About this task » Please print each record exactly, omitting none of them.

Provided material »
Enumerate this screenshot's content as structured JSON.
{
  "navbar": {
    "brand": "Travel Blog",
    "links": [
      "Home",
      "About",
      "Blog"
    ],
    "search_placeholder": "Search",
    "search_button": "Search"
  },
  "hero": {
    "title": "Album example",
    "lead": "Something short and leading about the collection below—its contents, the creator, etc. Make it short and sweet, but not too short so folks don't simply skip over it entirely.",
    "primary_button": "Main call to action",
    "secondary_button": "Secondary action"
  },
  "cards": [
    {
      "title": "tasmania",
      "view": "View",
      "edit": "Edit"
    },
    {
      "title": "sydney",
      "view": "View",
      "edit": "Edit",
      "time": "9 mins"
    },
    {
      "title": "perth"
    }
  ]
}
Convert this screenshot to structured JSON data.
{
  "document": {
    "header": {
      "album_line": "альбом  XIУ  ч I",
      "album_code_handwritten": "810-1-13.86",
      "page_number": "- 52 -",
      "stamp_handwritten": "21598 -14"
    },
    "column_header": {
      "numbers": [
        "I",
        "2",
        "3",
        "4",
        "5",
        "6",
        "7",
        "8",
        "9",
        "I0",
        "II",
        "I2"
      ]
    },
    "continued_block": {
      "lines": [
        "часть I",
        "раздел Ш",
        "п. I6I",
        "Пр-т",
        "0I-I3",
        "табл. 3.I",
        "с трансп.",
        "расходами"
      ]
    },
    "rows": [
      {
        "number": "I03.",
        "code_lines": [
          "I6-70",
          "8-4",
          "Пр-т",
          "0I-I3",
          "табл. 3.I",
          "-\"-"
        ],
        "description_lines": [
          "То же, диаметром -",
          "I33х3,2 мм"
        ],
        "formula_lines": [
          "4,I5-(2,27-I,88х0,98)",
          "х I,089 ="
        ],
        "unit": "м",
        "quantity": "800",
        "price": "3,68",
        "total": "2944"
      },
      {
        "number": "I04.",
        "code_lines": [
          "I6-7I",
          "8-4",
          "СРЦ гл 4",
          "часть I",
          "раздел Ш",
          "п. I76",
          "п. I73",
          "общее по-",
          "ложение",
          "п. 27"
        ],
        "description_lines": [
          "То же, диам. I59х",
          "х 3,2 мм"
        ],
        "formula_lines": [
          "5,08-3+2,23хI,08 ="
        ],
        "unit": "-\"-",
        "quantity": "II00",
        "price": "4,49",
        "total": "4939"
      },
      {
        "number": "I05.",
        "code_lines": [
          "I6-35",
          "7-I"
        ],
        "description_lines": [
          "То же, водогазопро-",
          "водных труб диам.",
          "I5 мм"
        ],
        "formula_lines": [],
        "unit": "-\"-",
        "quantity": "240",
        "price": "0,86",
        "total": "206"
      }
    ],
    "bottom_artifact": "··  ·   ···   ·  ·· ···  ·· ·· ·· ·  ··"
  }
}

Output »
Enumerate this screenshot's content as structured JSON.
{
  "navbar": {
    "brand": "Travel Blog",
    "links": [
      "Home",
      "About",
      "Blog"
    ],
    "search_placeholder": "Search",
    "search_button": "Search"
  },
  "hero": {
    "title": "Album example",
    "lead": "Something short and leading about the collection below—its contents, the creator, etc. Make it short and sweet, but not too short so folks don't simply skip over it entirely.",
    "primary_button": "Main call to action",
    "secondary_button": "Secondary action"
  },
  "cards": [
    {
      "title": "tasmania",
      "view": "View",
      "edit": "Edit"
    },
    {
      "title": "sydney",
      "view": "View",
      "edit": "Edit",
      "time": "9 mins"
    },
    {
      "title": "perth"
    }
  ]
}
Convert this screenshot to structured JSON data.
{
  "document": {
    "header": {
      "album_line": "альбом  XIУ  ч I",
      "album_code_handwritten": "810-1-13.86",
      "page_number": "- 52 -",
      "stamp_handwritten": "21598 -14"
    },
    "column_header": {
      "numbers": [
        "I",
        "2",
        "3",
        "4",
        "5",
        "6",
        "7",
        "8",
        "9",
        "I0",
        "II",
        "I2"
      ]
    },
    "continued_block": {
      "lines": [
        "часть I",
        "раздел Ш",
        "п. I6I",
        "Пр-т",
        "0I-I3",
        "табл. 3.I",
        "с трансп.",
        "расходами"
      ]
    },
    "rows": [
      {
        "number": "I03.",
        "code_lines": [
          "I6-70",
          "8-4",
          "Пр-т",
          "0I-I3",
          "табл. 3.I",
          "-\"-"
        ],
        "description_lines": [
          "То же, диаметром -",
          "I33х3,2 мм"
        ],
        "formula_lines": [
          "4,I5-(2,27-I,88х0,98)",
          "х I,089 ="
        ],
        "unit": "м",
        "quantity": "800",
        "price": "3,68",
        "total": "2944"
      },
      {
        "number": "I04.",
        "code_lines": [
          "I6-7I",
          "8-4",
          "СРЦ гл 4",
          "часть I",
          "раздел Ш",
          "п. I76",
          "п. I73",
          "общее по-",
          "ложение",
          "п. 27"
        ],
        "description_lines": [
          "То же, диам. I59х",
          "х 3,2 мм"
        ],
        "formula_lines": [
          "5,08-3+2,23хI,08 ="
        ],
        "unit": "-\"-",
        "quantity": "II00",
        "price": "4,49",
        "total": "4939"
      },
      {
        "number": "I05.",
        "code_lines": [
          "I6-35",
          "7-I"
        ],
        "description_lines": [
          "То же, водогазопро-",
          "водных труб диам.",
          "I5 мм"
        ],
        "formula_lines": [],
        "unit": "-\"-",
        "quantity": "240",
        "price": "0,86",
        "total": "206"
      }
    ],
    "bottom_artifact": "··  ·   ···   ·  ·· ···  ·· ·· ·· ·  ··"
  }
}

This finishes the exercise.